The following is from a Kiplinger article.
Like many American families, Krista and Dave Jones, who live in Cincinnati, are using coupons at the grocery store, taking advantage of grocery store fuel points to lower the cost of gas, and driving less in general. Both Krista, 47, and Dave, 50, work from home most of the week, so it’s easier to drive less. Although they don’t go through every purchase in their bank and credit card statements, they review the trend lines in each report. That has led them to scale back on restaurant and takeout meals, and they’ve loaded up on items such as shampoo and toothpaste when they go on sale. The biggest item the Joneses eliminated this summer was their gym membership, which cost several hundred dollars a year.
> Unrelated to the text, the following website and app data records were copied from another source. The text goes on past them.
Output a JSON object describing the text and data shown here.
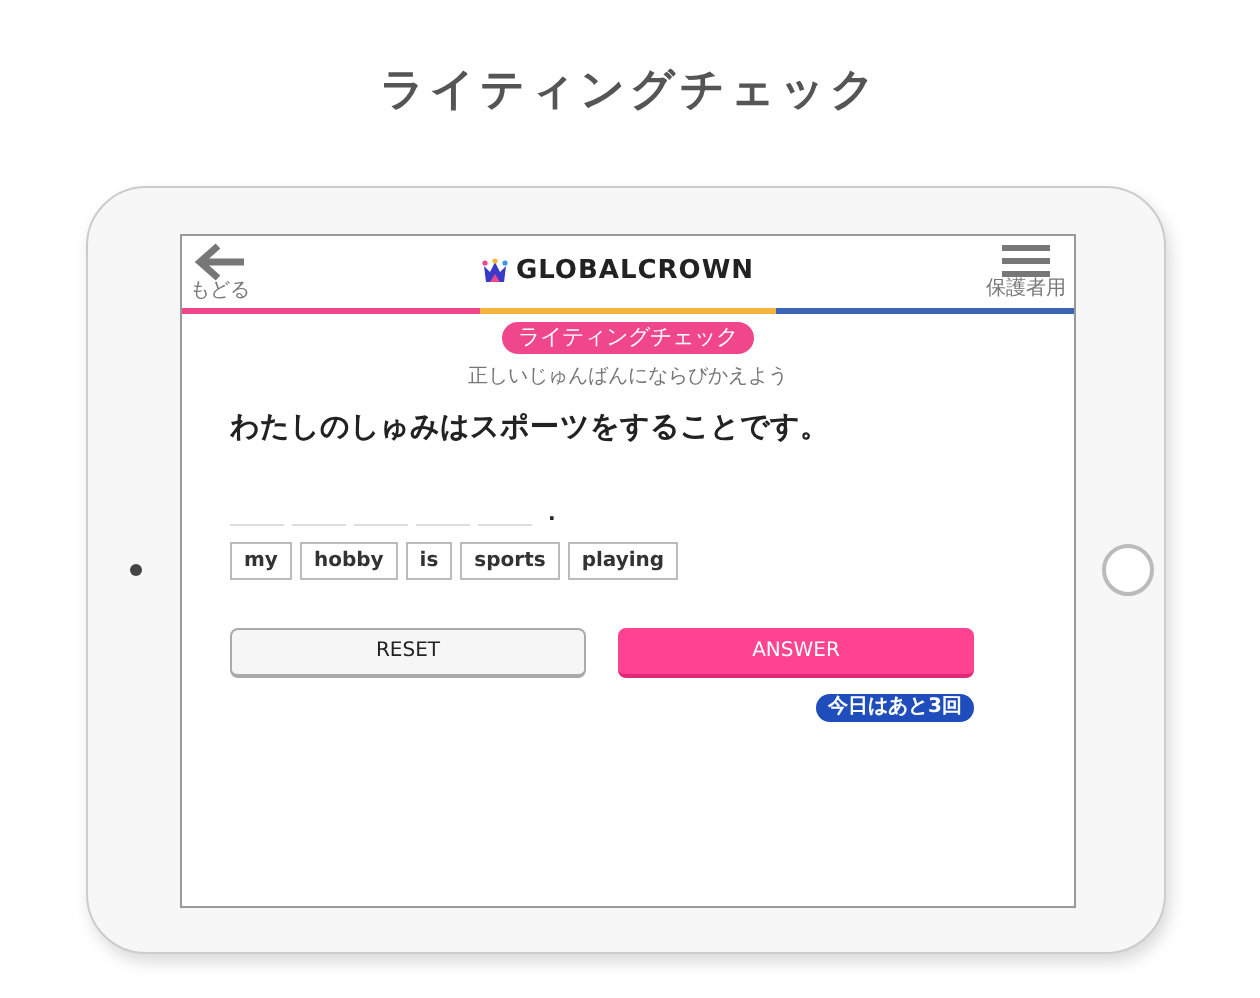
{
  "page_title": "ライティングチェック",
  "app_header": {
    "back_label": "もどる",
    "logo_text": "GLOBALCROWN",
    "menu_label": "保護者用"
  },
  "mode_badge": "ライティングチェック",
  "instruction": "正しいじゅんばんにならびかえよう",
  "sentence": "わたしのしゅみはスポーツをすることです。",
  "answer_slots": [
    {
      "kind": "blank"
    },
    {
      "kind": "blank"
    },
    {
      "kind": "blank"
    },
    {
      "kind": "blank"
    },
    {
      "kind": "blank"
    }
  ],
  "answer_end": ".",
  "word_tiles": [
    {
      "label": "my"
    },
    {
      "label": "hobby"
    },
    {
      "label": "is"
    },
    {
      "label": "sports"
    },
    {
      "label": "playing"
    }
  ],
  "buttons": [
    {
      "label": "RESET",
      "kind": "secondary"
    },
    {
      "label": "ANSWER",
      "kind": "primary"
    }
  ],
  "remaining_badge": "今日はあと3回"
}
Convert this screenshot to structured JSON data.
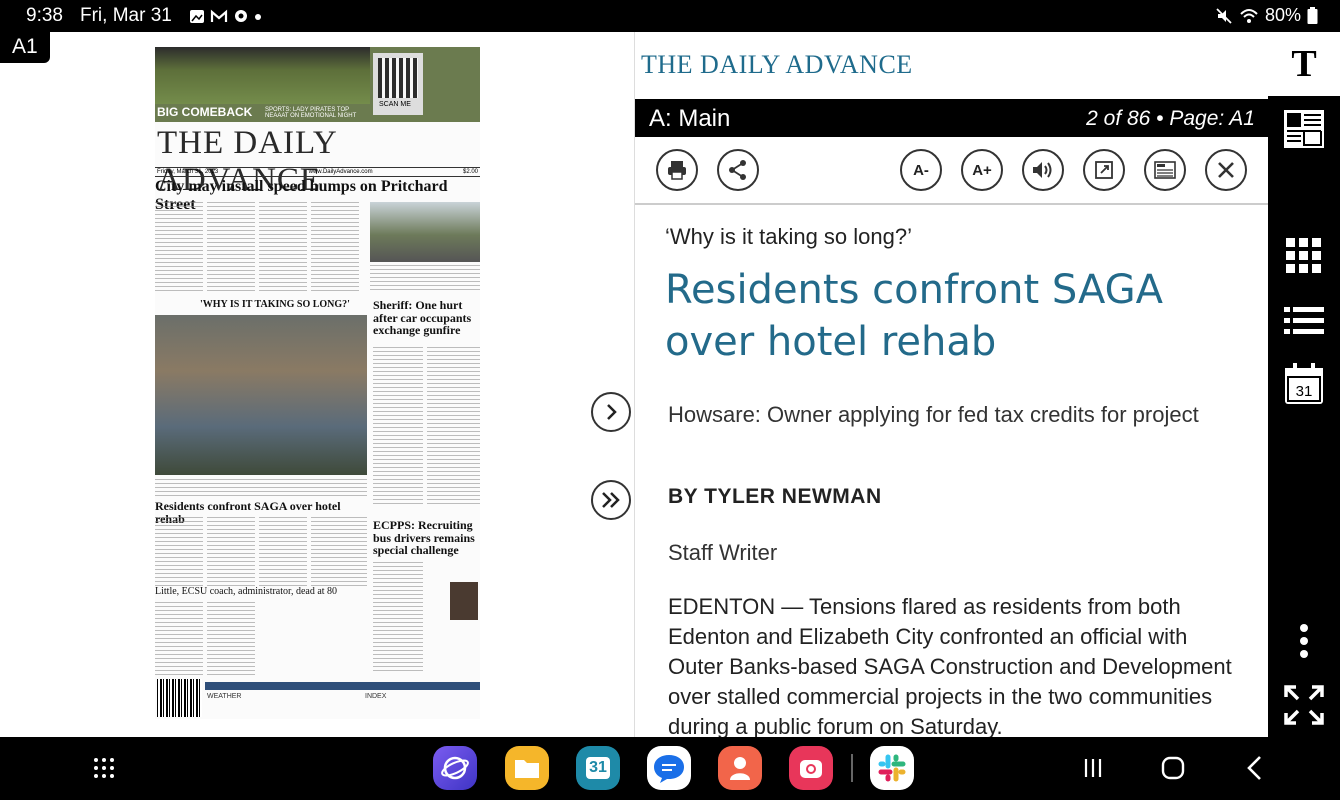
{
  "status": {
    "time": "9:38",
    "date": "Fri, Mar 31",
    "battery": "80%",
    "icons": [
      "gallery-icon",
      "gmail-icon",
      "settings-icon",
      "dot-icon"
    ],
    "right_icons": [
      "mute-icon",
      "wifi-icon",
      "battery-icon"
    ]
  },
  "page": {
    "badge": "A1",
    "newspaper": {
      "kicker": "BIG COMEBACK",
      "kicker_sub": "SPORTS: LADY PIRATES TOP NEAAAT ON EMOTIONAL NIGHT",
      "scan_me": "SCAN ME",
      "masthead": "THE DAILY ADVANCE",
      "dateline_left": "Friday, March 31, 2023",
      "dateline_mid": "www.DailyAdvance.com",
      "dateline_right": "$2.00",
      "headline": "City may install speed humps on Pritchard Street",
      "story2_kicker": "'WHY IS IT TAKING SO LONG?'",
      "story2_head": "Residents confront SAGA over hotel rehab",
      "story3_head": "Sheriff: One hurt after car occupants exchange gunfire",
      "story4_head": "ECPPS: Recruiting bus drivers remains special challenge",
      "story5_head": "Little, ECSU coach, administrator, dead at 80",
      "weather": "WEATHER",
      "index": "INDEX"
    }
  },
  "article": {
    "logo": "THE DAILY ADVANCE",
    "section": "A: Main",
    "page_info": "2 of 86 • Page: A1",
    "toolbar": {
      "print": "print-icon",
      "share": "share-icon",
      "font_smaller": "A-",
      "font_larger": "A+",
      "listen": "speaker-icon",
      "open": "open-external-icon",
      "news": "news-icon",
      "close": "close-icon"
    },
    "kicker": "‘Why is it taking so long?’",
    "headline": "Residents confront SAGA over hotel rehab",
    "deck": "Howsare: Owner applying for fed tax credits for project",
    "byline": "BY TYLER NEWMAN",
    "staff": "Staff Writer",
    "body": "EDENTON — Tensions flared as residents from both Edenton and Elizabeth City confronted an official with Outer Banks-based SAGA Construction and Development over stalled commercial projects in the two communities during a public forum on Saturday."
  },
  "rail": {
    "top": "T",
    "calendar_day": "31",
    "icons": [
      "text-size-icon",
      "newspaper-icon",
      "grid-icon",
      "list-icon",
      "calendar-icon",
      "more-icon",
      "fullscreen-icon"
    ]
  },
  "navbar": {
    "calendar_day": "31",
    "apps": [
      "apps-grid-icon",
      "internet-icon",
      "files-icon",
      "calendar-icon",
      "messages-icon",
      "contacts-icon",
      "screen-recorder-icon",
      "slack-icon"
    ],
    "controls": [
      "recents-icon",
      "home-icon",
      "back-icon"
    ]
  }
}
The Joneses have two daughters—Madeline, 18, and Kayla, 14. Madeline will attend the University of Cincinnati this fall, and they plan to ask their auto insurer for a policy discount, as Madeline’s car will remain mostly stationary. “We’ve always been conservative in our spending, so inflation isn’t hitting us as hard,” Krista says.
Krista and Dave both contribute 15% to their employer-provided retirement plans, and they don’t plan to lower their contribution rates anytime soon. That means they’re not immune to the stock market turmoil triggered by inflation and fears of a recession, but they are willing to ride out the bear market.